Despite being perhaps the group most severely affected economically as a result of the COVID-19 pandemic, nearly three-quarters (72%) of NH residents who have lost a job prioritize maintaining social distancing practices over restarting the economy. In fact, those reporting the greatest stress over their family's finances show the strongest support for social distancing.

Those who are currently working or studying at home agree, as 79% prioritize social distancing and only 5% prioritize restarting the economy. Those whose hours have been reduced show more urgency towards restarting the economy - 27% prioritize it over maintaining social distancing practices - but even a majority of this group believe social distancing is more important.

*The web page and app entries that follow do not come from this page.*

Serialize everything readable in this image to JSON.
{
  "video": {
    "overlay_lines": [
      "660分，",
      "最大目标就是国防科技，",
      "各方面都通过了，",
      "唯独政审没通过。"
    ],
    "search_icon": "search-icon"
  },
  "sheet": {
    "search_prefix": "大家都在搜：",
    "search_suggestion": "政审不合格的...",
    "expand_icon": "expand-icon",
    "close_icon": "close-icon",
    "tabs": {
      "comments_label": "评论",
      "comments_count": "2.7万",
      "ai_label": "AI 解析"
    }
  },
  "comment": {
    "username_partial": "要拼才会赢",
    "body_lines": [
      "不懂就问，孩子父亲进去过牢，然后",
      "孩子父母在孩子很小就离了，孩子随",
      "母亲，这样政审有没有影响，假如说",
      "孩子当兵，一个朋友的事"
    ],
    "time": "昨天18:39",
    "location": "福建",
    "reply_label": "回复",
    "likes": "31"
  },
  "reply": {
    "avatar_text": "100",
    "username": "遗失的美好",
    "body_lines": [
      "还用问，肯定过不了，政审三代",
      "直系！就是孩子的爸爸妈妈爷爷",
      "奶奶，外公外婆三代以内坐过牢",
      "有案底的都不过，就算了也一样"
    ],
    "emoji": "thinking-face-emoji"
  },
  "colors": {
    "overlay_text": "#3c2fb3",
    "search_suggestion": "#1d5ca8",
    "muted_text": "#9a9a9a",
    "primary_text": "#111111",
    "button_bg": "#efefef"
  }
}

Disagreements on the importance of restarting the economy and maintaining social distancing can also be seen among several demographics. Older people (60 and older) are most likely to prioritize maintaining social distancing, while those aged 30 to 44 are most likely to prioritize restarting the economy. In addition, women overall are more likely than men to prioritize maintaining social distancing.

As with previous results, there are also clear differences based on education. Respondents who have earned a college degree, who are more likely to be working from home and are less likely to have had their job be negatively affected, place greater emphasis on social distancing, while those without a college degree place slightly more emphasis on restarting the economy. A striking difference can be seen by political affiliation, with more than nine in ten (91%) registered Democrats prioritizing maintaining social distancing over restarting the economy, compared with only 41% of registered Republicans.

Dartmouth College-UNH Survey Center New Hampshire COVID-19 Study Methodology

These findings are based on the Dartmouth College-UNH Survey Center New Hampshire COVID-19 Study, conducted by the University of New Hampshire Survey Center in collaboration with the Department of Epidemiology at the Geisel School of Medicine at Dartmouth. One thousand and twenty-nine (1,029) Granite State Panel members completed an initial survey online between April 3 and April 5, 2020. Data were weighted by respondent sex, age, education, and region of the state to targets from the most recent American Community Survey (ACS) conducted by the U.S. Census Bureau, as well as party registration levels provided by the New Hampshire Secretary of State. The Granite State Panel is part of an effort by the University of New Hampshire Survey Center to investigate new ways of gathering and understanding the opinion of New Hampshire residents.

Granite State Panel members are recruited from randomly-selected landline and cell phone numbers across New Hampshire. Respondents to the Granite State Poll were asked if they wished to participate in further research and asked to provide an email address. Those who agreed and provided an email address were added to the panel. Panel members were also recruited by texting a random sample of cellular telephones in the state and inviting the recipient to take a short survey.

For each survey which they complete, panel members are entered into quarterly drawings to earn rewards, such as gift certificates from statewide and internet companies. Due to rounding, percentages may not sum to 100%.

For more information about the Dartmouth College-UNH Survey Center New Hampshire COVID-19 study, please visit:

 https://cola.unh.edu/unh-survey-center/projects/dartmouthunh-covid-19-survey

For more information about the Granite State Panel, please contact Dr. Andrew Smith at (603) 862-2226 or by email at andrew.smith@unh.edu or visit:

 https://cola.unh.edu/unh-survey-center/projects/granite-state-panel

This project is supported by emergency funding from The Hitchcock Foundation, the Jack and Dorothy Byrne Foundation, Dartmouth College COVID-19 "Spark" funding, and in-kind support by UNH Survey Center staff.